I’ll be honest, Chael disappointed tonight big time. I had an idea of how things would go at the weigh in when Rashad showed up looking physically better than he has in some time and Chael looked flat and dull. Difficult weight cuts aside there is something to be said for the swagger that a fighter has leading up to a fight and it was written all over Rashad. In the actual fight Chael had nothing for Rashad. Rashad easily stuffed Chael’s famous double leg and controlled Chael in the clinch which was surprising considering the decorated greco roman wrestling career that Chael had. Things got no better for Chael when the fight hit the floor and Rashad quickly gained dominant position and pounded out an over matched Chael for the impressive win.
I doubted Rashad’s ability to regain his former fighting prowess after he put in a few uninspired performances, I was wrong. Rashad made it clear he can still put in some quality work and I look forward to seeing him face more top guys. Chael on the other hand could’ve possibly had an injury, bad weight cut, or simply an off night and I’m not prepared to write him off in either of his 2 divisions just yet. 185 or 205, Chael should go where ever he gets the more favorable match ups even though im sure he’d never admit doing that.
Georges “Rush” St-Pierre vs. Johny “Big Rig” Hendricks
This fight had a huge amount of intrigue attached to it and for good reason. Hendricks is a beastly wrestler who can match GSP’s wrestling and exceed his power. It didn’t take long for GSP to get going establishing a nice rhythm and setting the tempo of the match. Hendricks was unfazed and proceeded to get his own attack in motion with nice counter punching and takedown attempts. It was GSP who drew first blood with a nice double leg but Johny got up, each fighter would land and counter each others takedowns throughout the fight that was mainly decided on the feet.
As expected, Hendricks gave GSP a taste of his power and had the champion hurt but GSP recovered nicely. Before long it became clear that GSP was working hard to avoid prolonged punching exchanges in Johny’s danger zone and he did a good job of this as the fight wore on. GSP landed very nice strike combinations during the fight and although he was bloodied up a bit by the challenger he avoided getting seriously hurt again for the rest of the fight. After Hendricks ate a few of GSP’s best shots without a problem he lost all respect for the champions power, this was a big statement. Where Johny failed was in capitalizing on this, he didn’t increase his attacks in frequency or intensity later in the fight, if anything he started to counter more. Meanwhile GSP stayed busy and offensive throughout.
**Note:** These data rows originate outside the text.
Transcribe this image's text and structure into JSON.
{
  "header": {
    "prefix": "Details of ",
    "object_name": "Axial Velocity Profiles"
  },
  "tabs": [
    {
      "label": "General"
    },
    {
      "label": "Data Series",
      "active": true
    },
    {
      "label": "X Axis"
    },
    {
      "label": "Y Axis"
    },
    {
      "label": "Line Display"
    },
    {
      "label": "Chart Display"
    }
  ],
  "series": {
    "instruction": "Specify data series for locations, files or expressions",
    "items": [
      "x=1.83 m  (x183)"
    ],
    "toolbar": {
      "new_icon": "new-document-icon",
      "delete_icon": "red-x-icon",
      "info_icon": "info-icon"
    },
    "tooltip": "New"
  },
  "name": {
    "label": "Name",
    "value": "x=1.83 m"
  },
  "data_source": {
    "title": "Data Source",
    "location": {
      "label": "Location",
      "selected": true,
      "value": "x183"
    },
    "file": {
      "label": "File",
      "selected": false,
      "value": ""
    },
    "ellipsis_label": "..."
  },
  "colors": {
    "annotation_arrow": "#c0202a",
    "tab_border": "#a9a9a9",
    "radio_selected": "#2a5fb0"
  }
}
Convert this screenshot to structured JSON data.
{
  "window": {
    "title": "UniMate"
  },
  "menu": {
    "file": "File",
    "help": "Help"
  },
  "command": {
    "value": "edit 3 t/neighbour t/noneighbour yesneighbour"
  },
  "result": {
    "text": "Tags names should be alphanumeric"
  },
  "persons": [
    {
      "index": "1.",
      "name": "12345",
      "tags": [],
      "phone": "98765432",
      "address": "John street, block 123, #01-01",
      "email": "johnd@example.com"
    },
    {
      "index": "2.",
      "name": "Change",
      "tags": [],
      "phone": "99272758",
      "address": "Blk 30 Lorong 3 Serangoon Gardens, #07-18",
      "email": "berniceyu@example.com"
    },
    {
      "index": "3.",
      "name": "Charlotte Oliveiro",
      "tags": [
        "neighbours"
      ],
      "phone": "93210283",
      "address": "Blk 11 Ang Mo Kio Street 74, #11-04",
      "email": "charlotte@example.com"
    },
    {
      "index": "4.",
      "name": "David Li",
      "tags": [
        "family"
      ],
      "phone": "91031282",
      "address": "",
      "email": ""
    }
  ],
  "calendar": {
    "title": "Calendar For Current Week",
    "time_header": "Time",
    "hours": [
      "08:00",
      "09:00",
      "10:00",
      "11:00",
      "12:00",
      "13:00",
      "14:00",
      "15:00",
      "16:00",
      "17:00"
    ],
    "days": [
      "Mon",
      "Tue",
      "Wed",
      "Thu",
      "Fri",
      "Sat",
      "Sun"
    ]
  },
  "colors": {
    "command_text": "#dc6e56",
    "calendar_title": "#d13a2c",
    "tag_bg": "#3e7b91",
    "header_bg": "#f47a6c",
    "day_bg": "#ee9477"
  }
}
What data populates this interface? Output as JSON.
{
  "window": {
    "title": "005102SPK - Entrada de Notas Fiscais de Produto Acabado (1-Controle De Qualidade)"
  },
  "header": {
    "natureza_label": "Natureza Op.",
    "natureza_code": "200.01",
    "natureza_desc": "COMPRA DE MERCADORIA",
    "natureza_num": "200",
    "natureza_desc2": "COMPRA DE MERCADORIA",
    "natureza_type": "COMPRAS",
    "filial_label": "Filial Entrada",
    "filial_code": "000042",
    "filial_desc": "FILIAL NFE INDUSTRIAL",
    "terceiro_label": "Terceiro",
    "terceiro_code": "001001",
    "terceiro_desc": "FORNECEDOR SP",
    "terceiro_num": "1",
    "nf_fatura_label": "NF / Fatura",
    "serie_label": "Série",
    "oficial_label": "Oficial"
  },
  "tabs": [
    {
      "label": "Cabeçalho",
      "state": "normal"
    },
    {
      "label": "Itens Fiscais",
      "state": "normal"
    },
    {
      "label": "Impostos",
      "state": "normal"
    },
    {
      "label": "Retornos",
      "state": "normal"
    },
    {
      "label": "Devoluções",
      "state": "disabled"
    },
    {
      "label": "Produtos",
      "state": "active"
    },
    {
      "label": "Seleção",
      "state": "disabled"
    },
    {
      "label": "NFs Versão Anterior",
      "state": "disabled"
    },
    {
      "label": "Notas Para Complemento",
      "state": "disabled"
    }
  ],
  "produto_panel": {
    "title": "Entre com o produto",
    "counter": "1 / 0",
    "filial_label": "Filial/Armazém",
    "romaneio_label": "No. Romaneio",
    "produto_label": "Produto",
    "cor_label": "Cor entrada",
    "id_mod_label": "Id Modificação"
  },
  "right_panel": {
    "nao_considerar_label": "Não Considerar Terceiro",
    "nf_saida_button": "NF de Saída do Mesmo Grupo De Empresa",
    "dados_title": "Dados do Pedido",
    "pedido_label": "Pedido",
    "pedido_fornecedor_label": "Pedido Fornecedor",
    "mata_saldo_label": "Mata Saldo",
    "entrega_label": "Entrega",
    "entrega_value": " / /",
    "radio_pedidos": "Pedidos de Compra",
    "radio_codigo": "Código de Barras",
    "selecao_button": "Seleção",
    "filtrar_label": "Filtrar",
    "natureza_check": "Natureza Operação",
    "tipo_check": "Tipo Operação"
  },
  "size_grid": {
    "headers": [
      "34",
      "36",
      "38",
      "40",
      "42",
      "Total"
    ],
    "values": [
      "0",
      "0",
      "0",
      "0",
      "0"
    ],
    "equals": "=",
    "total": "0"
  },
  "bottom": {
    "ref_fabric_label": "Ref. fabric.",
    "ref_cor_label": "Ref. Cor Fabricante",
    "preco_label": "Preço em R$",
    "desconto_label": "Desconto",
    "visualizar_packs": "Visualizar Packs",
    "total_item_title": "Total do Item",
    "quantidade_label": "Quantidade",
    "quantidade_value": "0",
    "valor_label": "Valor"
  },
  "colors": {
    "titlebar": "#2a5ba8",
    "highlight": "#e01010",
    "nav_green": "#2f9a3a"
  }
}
This is why I believe got GSP the nod from the judges and kept him the belt. A good mount of judges still believe you have to beat the champ decisively to take his belt, in a fight as close as this one was i’d have to agree. I don’t know if Johny had his conditioning in mind or chose to play the patience game, but he lost a big opportunity by not being more aggressive for longer periods of time in pursuit of the finish. It was a close fight, and a good win for the champ in the eyes of this writer and neither man deserves anything but praise. Going forward we will have to see what happens with GSP and his belt but regardless of what he does we can be sure Hendricks will not be far from that belt for a long time to come.